1. The responses do not represent all of public media and are self-reported, representing the period of time this survey was in the field (Feb. 10–28). As you know, staff additions and departures are fluid, so this is a snapshot of this period of time among the station representatives who chose to submit information. ^
That last bit is the absolute key, Tim. There is no “farm system” for radio personnel anymore. Doesn’t matter what the field is: fundraising, finance, air talent, engineering, production, etc. Used to be there were small “mom and pop” or even college/community radio stations where people would go and do things and make mistakes and learn from them, and eventually up their skills game to where they were “good enough” for public radio. And back then, just working at a public radio station was prestigious enough that it was assumed enough such people would always have that as a goal.
No more. Those days are dead, buried, over, and forget about ’em.
Now even IF someone finds another place to learn about how to work at a public radio station other than AT a public radio station, they no longer see working in public radio as all that desirable. Like as not they’ll take those skills and go make a podcast or work in some other field. As corporate America has adapted to Millennials coming into power, many corporate outlets are espousing ideals that used to be the sole domain of non-profits…including public radio. We don’t have exclusivity in offering potential employees the possibility of “doing good” while getting a paycheck.
Between the rigid rules present at many Universities and the even more rigid thought processes of a severely aging management team endemic to public radio?
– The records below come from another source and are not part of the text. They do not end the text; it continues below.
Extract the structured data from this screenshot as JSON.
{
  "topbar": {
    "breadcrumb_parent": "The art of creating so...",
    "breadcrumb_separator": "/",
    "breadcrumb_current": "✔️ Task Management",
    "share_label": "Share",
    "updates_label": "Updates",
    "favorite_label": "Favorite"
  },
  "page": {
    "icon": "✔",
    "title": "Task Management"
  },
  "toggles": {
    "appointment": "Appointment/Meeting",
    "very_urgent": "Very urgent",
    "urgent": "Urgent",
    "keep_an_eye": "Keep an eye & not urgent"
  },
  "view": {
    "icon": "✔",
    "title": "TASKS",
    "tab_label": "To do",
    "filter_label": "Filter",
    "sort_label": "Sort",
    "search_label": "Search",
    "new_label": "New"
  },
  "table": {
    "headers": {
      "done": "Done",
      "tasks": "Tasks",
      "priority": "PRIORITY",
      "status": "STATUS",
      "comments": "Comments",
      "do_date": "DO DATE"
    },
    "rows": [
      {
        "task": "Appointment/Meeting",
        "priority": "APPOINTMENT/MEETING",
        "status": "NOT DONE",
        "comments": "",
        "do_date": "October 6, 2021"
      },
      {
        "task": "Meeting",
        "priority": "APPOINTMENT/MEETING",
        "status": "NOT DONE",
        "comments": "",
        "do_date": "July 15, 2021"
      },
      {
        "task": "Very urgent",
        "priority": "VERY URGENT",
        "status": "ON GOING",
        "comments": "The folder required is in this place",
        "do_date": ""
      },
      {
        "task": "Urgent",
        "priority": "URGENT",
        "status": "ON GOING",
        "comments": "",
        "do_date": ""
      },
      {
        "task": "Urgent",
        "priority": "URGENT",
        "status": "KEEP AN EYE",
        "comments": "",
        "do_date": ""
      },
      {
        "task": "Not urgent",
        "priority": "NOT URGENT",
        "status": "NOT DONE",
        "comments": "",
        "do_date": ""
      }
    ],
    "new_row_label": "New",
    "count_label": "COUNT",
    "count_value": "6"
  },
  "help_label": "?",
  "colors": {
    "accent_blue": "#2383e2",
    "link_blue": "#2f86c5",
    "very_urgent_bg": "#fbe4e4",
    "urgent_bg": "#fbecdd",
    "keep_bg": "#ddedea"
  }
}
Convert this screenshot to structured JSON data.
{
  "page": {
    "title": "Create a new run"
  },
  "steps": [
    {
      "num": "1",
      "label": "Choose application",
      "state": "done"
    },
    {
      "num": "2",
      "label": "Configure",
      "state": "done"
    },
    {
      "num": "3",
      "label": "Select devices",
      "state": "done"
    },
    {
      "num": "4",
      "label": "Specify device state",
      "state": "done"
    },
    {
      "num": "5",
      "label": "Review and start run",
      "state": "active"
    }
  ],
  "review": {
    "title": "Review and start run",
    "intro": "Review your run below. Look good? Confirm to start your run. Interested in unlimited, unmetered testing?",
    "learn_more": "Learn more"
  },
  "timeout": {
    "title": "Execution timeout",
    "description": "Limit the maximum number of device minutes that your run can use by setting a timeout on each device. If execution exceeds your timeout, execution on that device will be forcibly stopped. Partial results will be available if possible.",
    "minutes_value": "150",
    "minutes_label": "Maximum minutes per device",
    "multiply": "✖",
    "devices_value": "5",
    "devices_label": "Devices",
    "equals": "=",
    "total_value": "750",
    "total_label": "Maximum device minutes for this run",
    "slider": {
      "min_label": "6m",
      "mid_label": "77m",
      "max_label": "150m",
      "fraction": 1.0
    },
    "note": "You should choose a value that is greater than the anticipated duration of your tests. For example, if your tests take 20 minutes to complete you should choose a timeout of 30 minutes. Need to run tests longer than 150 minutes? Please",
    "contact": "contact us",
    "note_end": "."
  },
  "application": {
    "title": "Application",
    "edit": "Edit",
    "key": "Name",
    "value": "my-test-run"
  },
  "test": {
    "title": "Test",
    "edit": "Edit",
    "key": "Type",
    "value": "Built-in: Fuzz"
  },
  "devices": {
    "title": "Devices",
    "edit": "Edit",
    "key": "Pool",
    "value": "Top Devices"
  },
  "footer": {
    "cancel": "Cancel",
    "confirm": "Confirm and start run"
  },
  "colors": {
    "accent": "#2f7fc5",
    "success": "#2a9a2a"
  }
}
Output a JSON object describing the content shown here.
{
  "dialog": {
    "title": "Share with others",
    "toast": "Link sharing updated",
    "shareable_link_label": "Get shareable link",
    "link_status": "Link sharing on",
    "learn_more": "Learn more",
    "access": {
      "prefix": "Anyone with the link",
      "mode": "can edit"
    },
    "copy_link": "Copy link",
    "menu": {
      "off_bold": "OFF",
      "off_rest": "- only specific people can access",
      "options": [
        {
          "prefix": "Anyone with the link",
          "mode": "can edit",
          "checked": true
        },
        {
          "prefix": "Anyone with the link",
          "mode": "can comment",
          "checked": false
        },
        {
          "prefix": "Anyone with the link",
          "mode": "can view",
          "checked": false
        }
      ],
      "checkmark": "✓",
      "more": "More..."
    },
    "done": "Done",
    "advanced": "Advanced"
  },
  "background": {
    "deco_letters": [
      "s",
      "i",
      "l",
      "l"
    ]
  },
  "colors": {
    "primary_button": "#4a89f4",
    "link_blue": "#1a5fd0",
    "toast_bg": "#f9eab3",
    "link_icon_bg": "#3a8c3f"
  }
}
To get the people who have the expertise we used to take for granted, there’s little ability to either start paying a WHOLE LOT MORE salary, benefits, and perks *OR* to invest in a permanent training officer(s)/program to teach incoming staff how to do what needs to be done. (and then have a compensation plan in place that doesn’t encourage them to leave the moment the training is done and go somewhere else to make more money)
This has to change or the staffing crisis is just going to get worse.